Data excerpts
==*==

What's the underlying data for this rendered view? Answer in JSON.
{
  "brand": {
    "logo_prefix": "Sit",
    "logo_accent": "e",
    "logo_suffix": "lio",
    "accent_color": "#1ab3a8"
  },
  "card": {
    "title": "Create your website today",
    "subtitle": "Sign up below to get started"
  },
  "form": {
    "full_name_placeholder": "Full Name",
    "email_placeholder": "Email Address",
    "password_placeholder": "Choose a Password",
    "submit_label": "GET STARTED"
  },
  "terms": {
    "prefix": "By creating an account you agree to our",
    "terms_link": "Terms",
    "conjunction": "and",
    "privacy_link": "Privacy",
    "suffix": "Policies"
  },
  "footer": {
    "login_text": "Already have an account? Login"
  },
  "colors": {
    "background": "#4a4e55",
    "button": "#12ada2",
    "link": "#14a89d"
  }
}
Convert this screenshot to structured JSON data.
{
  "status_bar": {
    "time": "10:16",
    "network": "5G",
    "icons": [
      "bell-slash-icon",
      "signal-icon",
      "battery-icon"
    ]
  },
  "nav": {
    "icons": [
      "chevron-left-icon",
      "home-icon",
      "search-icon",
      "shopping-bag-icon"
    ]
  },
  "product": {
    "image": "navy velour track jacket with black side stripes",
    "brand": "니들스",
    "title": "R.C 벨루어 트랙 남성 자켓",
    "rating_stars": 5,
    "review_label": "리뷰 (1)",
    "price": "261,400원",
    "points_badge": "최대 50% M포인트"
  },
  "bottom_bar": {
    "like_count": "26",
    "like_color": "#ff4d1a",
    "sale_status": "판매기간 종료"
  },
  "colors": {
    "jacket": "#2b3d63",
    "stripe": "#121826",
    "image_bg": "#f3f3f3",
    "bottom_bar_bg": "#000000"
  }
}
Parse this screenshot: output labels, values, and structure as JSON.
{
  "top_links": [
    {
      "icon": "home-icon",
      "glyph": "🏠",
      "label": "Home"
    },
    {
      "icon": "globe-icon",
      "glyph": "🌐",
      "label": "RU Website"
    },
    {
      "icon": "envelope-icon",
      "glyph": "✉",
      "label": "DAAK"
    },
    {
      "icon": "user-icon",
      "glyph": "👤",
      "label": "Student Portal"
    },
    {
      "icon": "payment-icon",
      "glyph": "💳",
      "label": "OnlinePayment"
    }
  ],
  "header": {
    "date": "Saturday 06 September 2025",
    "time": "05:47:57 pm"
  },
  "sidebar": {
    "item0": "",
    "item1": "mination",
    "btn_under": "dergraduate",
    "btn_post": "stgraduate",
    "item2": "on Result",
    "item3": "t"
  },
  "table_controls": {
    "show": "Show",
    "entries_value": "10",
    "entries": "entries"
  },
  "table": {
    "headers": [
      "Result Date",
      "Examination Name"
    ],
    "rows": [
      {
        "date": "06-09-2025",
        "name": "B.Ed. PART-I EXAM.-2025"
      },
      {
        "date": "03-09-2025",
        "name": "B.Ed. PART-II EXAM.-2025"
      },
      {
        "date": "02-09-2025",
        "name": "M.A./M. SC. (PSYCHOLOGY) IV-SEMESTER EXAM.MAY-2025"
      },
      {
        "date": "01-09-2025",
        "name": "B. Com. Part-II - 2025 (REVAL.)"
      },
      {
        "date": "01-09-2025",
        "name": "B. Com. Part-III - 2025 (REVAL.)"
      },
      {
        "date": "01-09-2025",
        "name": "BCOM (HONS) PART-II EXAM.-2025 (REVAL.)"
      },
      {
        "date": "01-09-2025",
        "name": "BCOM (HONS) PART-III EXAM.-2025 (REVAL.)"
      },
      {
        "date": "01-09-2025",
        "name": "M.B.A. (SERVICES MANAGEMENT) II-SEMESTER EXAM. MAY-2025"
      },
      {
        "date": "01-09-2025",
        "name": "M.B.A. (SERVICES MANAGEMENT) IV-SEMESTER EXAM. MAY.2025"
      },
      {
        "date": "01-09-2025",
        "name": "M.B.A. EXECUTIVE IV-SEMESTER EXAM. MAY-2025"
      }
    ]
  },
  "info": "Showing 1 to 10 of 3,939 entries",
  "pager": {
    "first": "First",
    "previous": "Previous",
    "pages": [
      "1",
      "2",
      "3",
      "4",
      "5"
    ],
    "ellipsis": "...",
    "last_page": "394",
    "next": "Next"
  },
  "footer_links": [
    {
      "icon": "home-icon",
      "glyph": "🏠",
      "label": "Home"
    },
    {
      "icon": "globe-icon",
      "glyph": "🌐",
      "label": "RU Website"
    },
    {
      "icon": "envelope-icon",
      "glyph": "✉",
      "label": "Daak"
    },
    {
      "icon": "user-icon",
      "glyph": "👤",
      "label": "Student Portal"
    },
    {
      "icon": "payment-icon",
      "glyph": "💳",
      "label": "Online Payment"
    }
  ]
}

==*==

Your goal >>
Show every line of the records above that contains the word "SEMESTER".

Response area >>
        "name": "M.A./M. SC. (PSYCHOLOGY) IV-SEMESTER EXAM.MAY-2025"
        "name": "M.B.A. (SERVICES MANAGEMENT) II-SEMESTER EXAM. MAY-2025"
        "name": "M.B.A. (SERVICES MANAGEMENT) IV-SEMESTER EXAM. MAY.2025"
        "name": "M.B.A. EXECUTIVE IV-SEMESTER EXAM. MAY-2025"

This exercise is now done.